Step 1 – Buy out the competition. Buy out successful craft brewers, learn how to produce their products for less money, and reproduce their beer labels under your brand. This method has been the Grim Reaper of many venues of American industry. The problem with this is that is doesn’t work well. Quite often quality suffers and the customers you hoped to win back can tell and find a new brewer to follow.
This has not helped the big brewers gain any more craft beer fans, but it has helped them to gain in other ways. Recently the founder of Sam Adams Brewing publicly stated that over 90% of the beer made in the world is owned by two companies both European Conglomerates who own not only most of the breweries on every continent but also a lot of the distribution companies. AB-InBev and Heineken N.V. own companies in Europe, Asia, Africa, Australia, North and South America. Leaving only Antarctica as unclaimed territory.
Step 2 – Strangle their supply chain. If they won’t sell out to you then make it difficult or impossible for them to get the ingredients to make beer and even harder to get their beers to market.
These two conglomerates have repeatedly tried buying out hops and grain markets in efforts to stifle the supplies for others to make beers.

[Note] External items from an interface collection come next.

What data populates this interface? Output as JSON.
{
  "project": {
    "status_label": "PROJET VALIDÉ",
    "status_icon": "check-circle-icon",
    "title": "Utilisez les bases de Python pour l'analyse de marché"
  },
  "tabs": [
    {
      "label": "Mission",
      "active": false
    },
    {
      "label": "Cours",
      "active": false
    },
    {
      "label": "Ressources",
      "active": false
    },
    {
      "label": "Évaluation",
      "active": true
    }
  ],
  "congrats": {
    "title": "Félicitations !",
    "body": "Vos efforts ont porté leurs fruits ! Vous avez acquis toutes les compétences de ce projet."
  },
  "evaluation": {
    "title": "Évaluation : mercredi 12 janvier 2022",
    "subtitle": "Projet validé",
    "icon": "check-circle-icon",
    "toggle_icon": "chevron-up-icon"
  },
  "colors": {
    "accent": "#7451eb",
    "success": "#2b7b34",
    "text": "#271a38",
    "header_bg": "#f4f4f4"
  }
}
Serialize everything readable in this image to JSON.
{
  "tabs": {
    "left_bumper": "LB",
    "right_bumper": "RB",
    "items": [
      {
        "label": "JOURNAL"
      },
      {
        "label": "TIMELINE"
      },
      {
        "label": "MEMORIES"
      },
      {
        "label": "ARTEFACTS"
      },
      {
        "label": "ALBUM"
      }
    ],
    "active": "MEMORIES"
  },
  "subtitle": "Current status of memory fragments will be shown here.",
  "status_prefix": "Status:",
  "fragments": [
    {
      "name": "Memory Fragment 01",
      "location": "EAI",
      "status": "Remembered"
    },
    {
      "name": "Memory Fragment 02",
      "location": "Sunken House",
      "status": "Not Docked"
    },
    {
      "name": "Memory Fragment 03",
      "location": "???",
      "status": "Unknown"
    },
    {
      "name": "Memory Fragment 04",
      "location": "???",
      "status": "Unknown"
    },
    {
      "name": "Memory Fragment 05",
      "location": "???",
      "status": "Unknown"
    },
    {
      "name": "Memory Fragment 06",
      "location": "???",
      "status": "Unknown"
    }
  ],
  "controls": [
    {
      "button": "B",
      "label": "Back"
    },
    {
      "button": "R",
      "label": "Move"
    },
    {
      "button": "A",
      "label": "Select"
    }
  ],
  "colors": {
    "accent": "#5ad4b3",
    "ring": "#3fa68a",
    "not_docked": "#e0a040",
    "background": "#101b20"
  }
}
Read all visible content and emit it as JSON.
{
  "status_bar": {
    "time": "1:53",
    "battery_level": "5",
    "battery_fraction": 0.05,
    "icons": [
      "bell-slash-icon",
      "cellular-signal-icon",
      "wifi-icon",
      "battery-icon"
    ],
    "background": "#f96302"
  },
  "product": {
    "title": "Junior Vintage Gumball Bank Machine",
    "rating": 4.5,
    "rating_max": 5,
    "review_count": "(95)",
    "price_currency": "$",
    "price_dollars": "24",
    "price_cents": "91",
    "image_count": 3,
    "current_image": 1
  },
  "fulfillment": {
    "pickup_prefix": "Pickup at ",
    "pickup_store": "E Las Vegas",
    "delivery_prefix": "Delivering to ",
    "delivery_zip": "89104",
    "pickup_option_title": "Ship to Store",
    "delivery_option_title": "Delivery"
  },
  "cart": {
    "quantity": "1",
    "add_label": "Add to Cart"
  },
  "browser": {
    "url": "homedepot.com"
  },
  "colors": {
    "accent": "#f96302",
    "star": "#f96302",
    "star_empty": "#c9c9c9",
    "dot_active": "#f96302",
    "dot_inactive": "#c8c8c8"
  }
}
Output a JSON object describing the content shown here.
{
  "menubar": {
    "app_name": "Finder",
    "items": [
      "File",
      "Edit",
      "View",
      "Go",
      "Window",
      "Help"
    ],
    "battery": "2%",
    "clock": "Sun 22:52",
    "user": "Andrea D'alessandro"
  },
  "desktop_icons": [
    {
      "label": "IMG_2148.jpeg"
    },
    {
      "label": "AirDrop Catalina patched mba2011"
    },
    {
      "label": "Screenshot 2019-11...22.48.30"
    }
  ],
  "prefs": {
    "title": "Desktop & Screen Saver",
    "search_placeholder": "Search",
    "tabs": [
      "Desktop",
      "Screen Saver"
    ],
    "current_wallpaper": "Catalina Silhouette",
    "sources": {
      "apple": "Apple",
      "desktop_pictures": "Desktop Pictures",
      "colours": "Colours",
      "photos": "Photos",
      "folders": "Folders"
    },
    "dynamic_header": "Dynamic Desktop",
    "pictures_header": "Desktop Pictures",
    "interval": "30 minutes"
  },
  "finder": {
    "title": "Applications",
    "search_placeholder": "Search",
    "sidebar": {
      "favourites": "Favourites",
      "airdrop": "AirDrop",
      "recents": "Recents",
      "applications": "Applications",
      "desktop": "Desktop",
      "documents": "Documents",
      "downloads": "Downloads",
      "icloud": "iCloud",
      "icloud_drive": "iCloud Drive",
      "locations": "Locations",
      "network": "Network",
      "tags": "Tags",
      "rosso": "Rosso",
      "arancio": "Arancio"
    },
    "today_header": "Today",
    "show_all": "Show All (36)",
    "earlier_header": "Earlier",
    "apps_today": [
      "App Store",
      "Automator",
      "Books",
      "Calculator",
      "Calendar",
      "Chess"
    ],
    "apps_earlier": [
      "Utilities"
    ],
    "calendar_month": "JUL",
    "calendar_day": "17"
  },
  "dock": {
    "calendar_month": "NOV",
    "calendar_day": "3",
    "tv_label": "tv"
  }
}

And when that didn’t work they put a stranglehold on the distribution by buying out a lot of the distributing companies, or giving monetary incentives for their products to get top billing. These companies have been reading the robber-baron’s handbook and instead of creating new games just gave a wink-wink nudge-nudge to the concerned lawmakers who failed to stop them.
So to answer the question in the article title – the “Brew Ha Ha” over the beer companies buying the others out has nothing to do with the beers they originally made. And really not even with the beers being made buy those that have sold out to them. No matter what happens there will still be folks who like all of those beers and will want to purchase and consume them. We are after all creatures of habit.
The problem is that if the trend keeps going as it is, eventually new craft breweries will no longer be built. The ability to choose from over 5000 breweries and tens of thousands of different beers will disappear. Craft beer is going to be changing, whether we like it or not. Craft breweries will have get even more inventive with their “Think outside the box” strategy to continue to exist.
The good news is this:
- Thinking outside the box is what craft brewers do best.
- The Genie is already out of the bottle. Home brewing is alive and well and will continue to be so. Larger Craft production breweries may not continue any growth, but the little guys who just want to brew and share with the locals will always find a way to do so.